TASK | Output all the entries below. Each must match exactly.

Stored items from a collection:
• • • • • • •

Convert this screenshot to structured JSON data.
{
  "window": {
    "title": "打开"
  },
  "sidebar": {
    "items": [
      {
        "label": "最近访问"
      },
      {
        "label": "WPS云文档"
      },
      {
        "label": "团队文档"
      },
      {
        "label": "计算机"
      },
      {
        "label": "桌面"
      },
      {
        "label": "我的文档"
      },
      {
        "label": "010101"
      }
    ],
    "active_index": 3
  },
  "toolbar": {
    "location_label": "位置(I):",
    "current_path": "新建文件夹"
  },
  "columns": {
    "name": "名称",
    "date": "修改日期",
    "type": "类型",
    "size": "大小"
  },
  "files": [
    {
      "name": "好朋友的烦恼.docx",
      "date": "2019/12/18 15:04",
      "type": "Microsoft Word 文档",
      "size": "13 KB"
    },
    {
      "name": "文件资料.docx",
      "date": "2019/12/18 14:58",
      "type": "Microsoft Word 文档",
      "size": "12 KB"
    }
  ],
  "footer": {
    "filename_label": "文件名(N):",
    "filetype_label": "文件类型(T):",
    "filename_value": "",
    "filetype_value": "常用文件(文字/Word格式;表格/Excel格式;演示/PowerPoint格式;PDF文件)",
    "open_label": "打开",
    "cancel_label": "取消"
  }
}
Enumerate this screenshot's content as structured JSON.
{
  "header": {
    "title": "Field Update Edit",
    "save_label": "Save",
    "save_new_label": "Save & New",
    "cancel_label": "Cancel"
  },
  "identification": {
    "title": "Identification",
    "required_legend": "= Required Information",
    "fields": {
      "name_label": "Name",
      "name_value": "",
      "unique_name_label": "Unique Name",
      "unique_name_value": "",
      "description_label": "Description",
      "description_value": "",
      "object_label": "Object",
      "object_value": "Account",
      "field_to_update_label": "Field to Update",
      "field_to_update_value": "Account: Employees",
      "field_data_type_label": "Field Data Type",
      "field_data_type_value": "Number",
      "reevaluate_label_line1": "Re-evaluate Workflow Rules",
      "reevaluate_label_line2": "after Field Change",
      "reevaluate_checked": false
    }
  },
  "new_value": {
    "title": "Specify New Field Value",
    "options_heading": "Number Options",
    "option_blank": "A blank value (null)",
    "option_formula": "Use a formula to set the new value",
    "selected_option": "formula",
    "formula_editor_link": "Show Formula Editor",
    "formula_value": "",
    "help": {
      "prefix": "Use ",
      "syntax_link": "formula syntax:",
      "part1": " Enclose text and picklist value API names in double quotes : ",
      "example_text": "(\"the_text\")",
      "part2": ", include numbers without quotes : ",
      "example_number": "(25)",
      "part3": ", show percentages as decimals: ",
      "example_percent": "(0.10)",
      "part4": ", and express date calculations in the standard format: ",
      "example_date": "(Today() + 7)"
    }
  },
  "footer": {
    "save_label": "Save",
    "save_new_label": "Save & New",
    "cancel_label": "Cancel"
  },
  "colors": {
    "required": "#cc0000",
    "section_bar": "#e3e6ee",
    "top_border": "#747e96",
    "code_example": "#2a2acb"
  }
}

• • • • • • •

RESULT OF THIS TASK |
Convert this screenshot to structured JSON data.
{
  "window": {
    "title": "打开"
  },
  "sidebar": {
    "items": [
      {
        "label": "最近访问"
      },
      {
        "label": "WPS云文档"
      },
      {
        "label": "团队文档"
      },
      {
        "label": "计算机"
      },
      {
        "label": "桌面"
      },
      {
        "label": "我的文档"
      },
      {
        "label": "010101"
      }
    ],
    "active_index": 3
  },
  "toolbar": {
    "location_label": "位置(I):",
    "current_path": "新建文件夹"
  },
  "columns": {
    "name": "名称",
    "date": "修改日期",
    "type": "类型",
    "size": "大小"
  },
  "files": [
    {
      "name": "好朋友的烦恼.docx",
      "date": "2019/12/18 15:04",
      "type": "Microsoft Word 文档",
      "size": "13 KB"
    },
    {
      "name": "文件资料.docx",
      "date": "2019/12/18 14:58",
      "type": "Microsoft Word 文档",
      "size": "12 KB"
    }
  ],
  "footer": {
    "filename_label": "文件名(N):",
    "filetype_label": "文件类型(T):",
    "filename_value": "",
    "filetype_value": "常用文件(文字/Word格式;表格/Excel格式;演示/PowerPoint格式;PDF文件)",
    "open_label": "打开",
    "cancel_label": "取消"
  }
}
Enumerate this screenshot's content as structured JSON.
{
  "header": {
    "title": "Field Update Edit",
    "save_label": "Save",
    "save_new_label": "Save & New",
    "cancel_label": "Cancel"
  },
  "identification": {
    "title": "Identification",
    "required_legend": "= Required Information",
    "fields": {
      "name_label": "Name",
      "name_value": "",
      "unique_name_label": "Unique Name",
      "unique_name_value": "",
      "description_label": "Description",
      "description_value": "",
      "object_label": "Object",
      "object_value": "Account",
      "field_to_update_label": "Field to Update",
      "field_to_update_value": "Account: Employees",
      "field_data_type_label": "Field Data Type",
      "field_data_type_value": "Number",
      "reevaluate_label_line1": "Re-evaluate Workflow Rules",
      "reevaluate_label_line2": "after Field Change",
      "reevaluate_checked": false
    }
  },
  "new_value": {
    "title": "Specify New Field Value",
    "options_heading": "Number Options",
    "option_blank": "A blank value (null)",
    "option_formula": "Use a formula to set the new value",
    "selected_option": "formula",
    "formula_editor_link": "Show Formula Editor",
    "formula_value": "",
    "help": {
      "prefix": "Use ",
      "syntax_link": "formula syntax:",
      "part1": " Enclose text and picklist value API names in double quotes : ",
      "example_text": "(\"the_text\")",
      "part2": ", include numbers without quotes : ",
      "example_number": "(25)",
      "part3": ", show percentages as decimals: ",
      "example_percent": "(0.10)",
      "part4": ", and express date calculations in the standard format: ",
      "example_date": "(Today() + 7)"
    }
  },
  "footer": {
    "save_label": "Save",
    "save_new_label": "Save & New",
    "cancel_label": "Cancel"
  },
  "colors": {
    "required": "#cc0000",
    "section_bar": "#e3e6ee",
    "top_border": "#747e96",
    "code_example": "#2a2acb"
  }
}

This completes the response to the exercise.